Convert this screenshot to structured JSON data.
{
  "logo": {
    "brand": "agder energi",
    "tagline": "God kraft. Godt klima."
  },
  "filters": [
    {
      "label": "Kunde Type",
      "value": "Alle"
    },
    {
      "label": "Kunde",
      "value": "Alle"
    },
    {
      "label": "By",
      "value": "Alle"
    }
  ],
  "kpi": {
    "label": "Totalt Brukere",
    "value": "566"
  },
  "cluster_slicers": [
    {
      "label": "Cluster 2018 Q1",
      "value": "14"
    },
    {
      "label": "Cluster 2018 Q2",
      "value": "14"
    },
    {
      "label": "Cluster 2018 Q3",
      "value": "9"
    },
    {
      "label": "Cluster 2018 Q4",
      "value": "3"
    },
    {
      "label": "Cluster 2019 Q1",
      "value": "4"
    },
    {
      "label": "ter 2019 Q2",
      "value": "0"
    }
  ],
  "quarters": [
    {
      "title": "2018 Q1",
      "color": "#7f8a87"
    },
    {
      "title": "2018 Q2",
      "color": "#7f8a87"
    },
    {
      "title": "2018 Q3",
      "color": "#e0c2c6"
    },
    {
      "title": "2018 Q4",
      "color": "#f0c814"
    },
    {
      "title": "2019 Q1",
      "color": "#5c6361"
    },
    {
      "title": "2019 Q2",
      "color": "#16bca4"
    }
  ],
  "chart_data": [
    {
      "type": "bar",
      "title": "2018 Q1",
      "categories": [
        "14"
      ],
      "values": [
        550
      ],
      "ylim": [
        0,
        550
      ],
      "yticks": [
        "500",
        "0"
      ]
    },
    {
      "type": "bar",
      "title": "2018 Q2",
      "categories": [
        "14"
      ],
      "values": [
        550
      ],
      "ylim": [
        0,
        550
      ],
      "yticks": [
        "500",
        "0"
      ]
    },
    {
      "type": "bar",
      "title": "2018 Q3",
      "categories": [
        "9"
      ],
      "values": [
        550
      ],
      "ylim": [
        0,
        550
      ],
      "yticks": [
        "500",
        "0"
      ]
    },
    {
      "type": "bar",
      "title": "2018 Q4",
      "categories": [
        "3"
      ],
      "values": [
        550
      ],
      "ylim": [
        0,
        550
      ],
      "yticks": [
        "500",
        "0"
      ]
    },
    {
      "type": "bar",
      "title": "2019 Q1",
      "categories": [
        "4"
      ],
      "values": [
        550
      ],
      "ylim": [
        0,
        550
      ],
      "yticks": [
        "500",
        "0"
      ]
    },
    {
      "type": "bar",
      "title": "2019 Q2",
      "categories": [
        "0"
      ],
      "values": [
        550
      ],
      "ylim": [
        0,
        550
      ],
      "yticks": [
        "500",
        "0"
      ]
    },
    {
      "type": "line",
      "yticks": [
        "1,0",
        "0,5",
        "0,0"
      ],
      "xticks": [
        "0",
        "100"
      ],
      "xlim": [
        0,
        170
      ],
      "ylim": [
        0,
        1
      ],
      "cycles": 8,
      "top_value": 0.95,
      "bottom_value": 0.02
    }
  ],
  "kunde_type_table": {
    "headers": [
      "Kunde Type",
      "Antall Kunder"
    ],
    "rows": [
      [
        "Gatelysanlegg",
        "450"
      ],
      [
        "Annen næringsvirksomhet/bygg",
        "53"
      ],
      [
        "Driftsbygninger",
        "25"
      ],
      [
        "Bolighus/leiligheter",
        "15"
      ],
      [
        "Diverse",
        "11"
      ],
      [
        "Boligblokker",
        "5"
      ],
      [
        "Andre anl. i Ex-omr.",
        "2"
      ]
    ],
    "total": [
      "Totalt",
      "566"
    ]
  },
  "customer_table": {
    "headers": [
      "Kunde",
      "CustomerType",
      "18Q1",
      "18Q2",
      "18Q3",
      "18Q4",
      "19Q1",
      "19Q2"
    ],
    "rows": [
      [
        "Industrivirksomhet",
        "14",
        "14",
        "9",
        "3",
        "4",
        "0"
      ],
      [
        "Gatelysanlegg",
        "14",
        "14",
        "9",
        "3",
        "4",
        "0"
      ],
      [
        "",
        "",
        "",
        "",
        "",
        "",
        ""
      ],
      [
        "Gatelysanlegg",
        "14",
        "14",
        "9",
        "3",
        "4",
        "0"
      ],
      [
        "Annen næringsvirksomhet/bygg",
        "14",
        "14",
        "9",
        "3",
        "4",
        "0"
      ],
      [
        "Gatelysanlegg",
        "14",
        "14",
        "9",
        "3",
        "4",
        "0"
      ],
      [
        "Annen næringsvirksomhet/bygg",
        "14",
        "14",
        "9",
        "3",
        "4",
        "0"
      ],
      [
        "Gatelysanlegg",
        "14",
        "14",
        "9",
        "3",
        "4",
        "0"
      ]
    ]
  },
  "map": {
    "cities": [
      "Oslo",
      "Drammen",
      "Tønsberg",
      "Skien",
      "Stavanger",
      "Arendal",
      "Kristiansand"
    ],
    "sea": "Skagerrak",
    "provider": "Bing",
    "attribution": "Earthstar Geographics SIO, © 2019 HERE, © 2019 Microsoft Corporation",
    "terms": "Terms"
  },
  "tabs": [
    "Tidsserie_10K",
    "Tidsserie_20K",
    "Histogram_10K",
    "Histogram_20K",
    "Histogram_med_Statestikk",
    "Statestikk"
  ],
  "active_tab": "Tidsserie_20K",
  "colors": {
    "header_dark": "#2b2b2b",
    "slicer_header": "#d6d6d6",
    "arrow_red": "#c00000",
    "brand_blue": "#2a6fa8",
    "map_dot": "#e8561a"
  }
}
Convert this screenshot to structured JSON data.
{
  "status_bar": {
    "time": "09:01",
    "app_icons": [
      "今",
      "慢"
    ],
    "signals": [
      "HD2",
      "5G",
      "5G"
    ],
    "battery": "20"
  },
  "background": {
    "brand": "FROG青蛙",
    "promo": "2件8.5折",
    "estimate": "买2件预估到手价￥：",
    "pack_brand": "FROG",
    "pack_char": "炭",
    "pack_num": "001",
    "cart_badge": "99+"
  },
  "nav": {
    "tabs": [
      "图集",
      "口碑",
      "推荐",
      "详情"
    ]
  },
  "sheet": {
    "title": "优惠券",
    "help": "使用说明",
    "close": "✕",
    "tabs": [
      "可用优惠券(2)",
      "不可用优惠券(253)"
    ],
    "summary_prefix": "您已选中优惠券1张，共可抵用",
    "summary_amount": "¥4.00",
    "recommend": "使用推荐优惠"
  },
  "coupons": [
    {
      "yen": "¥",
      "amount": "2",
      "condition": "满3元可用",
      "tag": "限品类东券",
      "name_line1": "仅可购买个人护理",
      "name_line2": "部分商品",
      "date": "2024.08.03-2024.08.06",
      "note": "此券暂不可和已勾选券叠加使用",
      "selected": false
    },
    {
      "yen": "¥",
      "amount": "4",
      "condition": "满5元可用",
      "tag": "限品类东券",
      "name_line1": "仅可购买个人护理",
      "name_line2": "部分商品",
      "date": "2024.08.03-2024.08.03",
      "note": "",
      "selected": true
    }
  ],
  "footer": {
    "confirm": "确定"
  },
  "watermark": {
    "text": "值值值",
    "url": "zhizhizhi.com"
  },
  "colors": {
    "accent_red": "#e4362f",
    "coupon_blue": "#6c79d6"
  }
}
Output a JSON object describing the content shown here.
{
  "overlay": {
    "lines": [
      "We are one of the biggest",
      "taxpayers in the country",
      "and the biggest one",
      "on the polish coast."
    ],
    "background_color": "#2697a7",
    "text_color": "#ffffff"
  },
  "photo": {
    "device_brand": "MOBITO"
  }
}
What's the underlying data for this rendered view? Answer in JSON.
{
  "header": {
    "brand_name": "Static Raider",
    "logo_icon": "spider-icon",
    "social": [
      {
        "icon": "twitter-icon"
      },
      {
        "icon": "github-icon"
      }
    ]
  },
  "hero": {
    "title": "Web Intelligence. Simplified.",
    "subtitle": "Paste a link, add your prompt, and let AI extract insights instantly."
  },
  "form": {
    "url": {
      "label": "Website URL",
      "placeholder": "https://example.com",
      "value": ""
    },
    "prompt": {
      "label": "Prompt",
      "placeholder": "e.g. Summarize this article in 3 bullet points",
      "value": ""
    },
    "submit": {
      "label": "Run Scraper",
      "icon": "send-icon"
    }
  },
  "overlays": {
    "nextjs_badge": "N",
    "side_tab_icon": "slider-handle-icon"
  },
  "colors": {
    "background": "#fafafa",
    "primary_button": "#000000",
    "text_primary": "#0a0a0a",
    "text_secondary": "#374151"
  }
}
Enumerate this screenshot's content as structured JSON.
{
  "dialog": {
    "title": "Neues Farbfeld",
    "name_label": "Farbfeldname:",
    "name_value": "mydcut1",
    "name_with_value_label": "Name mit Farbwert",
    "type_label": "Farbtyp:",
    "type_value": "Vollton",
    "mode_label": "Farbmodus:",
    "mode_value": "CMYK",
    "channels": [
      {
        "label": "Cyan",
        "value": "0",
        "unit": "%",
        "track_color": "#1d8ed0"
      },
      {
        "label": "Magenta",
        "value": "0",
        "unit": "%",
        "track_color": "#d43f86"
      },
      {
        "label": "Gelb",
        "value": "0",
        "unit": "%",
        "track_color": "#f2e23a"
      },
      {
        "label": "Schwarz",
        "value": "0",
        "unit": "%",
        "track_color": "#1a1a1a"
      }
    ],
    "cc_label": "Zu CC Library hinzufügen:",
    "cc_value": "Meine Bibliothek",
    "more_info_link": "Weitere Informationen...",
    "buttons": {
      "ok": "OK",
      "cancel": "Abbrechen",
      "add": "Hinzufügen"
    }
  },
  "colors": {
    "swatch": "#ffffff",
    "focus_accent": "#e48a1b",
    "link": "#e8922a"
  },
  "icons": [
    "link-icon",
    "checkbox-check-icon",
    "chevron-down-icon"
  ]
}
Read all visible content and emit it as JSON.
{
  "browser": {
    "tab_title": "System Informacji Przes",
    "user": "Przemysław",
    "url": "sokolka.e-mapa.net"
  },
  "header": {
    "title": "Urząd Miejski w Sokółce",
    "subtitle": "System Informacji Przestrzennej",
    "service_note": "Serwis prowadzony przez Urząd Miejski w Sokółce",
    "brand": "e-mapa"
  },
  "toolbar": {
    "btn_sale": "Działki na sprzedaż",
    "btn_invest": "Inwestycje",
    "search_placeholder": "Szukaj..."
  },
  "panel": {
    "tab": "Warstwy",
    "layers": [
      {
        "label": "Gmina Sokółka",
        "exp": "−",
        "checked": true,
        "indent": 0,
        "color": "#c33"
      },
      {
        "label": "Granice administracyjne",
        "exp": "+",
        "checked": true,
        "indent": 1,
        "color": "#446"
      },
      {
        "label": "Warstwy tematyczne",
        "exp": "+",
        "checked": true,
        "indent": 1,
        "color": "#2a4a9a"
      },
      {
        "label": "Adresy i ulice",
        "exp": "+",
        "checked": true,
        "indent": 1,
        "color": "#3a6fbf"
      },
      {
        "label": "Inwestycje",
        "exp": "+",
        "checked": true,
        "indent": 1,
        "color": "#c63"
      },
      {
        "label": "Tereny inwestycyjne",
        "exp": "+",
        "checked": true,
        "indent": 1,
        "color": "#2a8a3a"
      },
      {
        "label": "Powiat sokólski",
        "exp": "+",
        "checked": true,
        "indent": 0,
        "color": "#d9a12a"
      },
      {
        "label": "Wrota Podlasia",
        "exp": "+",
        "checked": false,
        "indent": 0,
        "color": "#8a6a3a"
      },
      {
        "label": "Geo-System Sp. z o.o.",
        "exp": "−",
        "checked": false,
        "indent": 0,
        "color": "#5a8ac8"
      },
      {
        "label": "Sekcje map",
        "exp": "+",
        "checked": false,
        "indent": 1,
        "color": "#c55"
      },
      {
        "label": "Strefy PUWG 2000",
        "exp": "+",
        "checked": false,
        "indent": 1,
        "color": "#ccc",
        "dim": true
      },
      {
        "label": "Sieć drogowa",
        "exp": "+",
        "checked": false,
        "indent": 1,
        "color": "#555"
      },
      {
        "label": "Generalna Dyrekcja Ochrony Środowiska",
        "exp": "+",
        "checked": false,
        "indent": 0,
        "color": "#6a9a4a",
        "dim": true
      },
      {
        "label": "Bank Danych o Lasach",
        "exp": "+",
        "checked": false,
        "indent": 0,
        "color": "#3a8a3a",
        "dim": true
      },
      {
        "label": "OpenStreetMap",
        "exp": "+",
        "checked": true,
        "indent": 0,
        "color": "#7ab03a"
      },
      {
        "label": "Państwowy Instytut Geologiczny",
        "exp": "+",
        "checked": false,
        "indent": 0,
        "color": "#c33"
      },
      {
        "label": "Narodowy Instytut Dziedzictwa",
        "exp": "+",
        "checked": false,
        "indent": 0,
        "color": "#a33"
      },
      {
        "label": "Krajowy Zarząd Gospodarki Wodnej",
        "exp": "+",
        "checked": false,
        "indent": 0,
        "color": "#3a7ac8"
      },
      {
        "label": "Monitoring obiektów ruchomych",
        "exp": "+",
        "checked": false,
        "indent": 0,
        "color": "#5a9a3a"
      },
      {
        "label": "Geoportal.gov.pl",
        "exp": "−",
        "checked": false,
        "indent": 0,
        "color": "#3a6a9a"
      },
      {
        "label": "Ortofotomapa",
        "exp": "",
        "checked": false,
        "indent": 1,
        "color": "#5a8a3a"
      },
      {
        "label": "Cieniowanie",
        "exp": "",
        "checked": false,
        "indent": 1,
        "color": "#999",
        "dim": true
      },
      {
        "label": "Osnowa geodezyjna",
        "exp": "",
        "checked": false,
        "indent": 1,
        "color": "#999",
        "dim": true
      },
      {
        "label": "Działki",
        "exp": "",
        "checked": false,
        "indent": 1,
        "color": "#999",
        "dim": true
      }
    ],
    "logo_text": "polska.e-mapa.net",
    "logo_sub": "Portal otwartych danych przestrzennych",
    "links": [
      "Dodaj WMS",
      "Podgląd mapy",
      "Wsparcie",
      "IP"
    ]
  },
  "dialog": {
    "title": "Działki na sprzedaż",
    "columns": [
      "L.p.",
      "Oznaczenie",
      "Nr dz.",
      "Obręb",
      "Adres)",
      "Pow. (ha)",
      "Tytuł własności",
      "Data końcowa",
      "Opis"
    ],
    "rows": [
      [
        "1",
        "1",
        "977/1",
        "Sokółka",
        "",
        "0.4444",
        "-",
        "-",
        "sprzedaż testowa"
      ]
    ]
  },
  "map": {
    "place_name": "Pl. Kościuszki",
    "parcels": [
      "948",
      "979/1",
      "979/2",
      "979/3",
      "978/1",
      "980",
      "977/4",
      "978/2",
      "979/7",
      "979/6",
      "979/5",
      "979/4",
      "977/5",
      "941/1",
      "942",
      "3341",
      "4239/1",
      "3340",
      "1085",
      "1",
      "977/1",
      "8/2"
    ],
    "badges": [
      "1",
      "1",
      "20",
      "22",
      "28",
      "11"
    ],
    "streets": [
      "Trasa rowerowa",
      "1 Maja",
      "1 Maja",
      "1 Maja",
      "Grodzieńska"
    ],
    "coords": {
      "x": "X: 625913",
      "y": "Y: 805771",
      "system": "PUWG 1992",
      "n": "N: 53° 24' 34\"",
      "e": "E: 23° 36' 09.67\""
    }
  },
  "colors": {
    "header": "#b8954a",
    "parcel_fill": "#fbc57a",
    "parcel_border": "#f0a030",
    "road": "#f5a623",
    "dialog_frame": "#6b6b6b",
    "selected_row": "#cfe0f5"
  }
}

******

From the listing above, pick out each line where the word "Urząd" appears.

-- Result of this exercise --
    "title": "Urząd Miejski w Sokółce",
    "service_note": "Serwis prowadzony przez Urząd Miejski w Sokółce",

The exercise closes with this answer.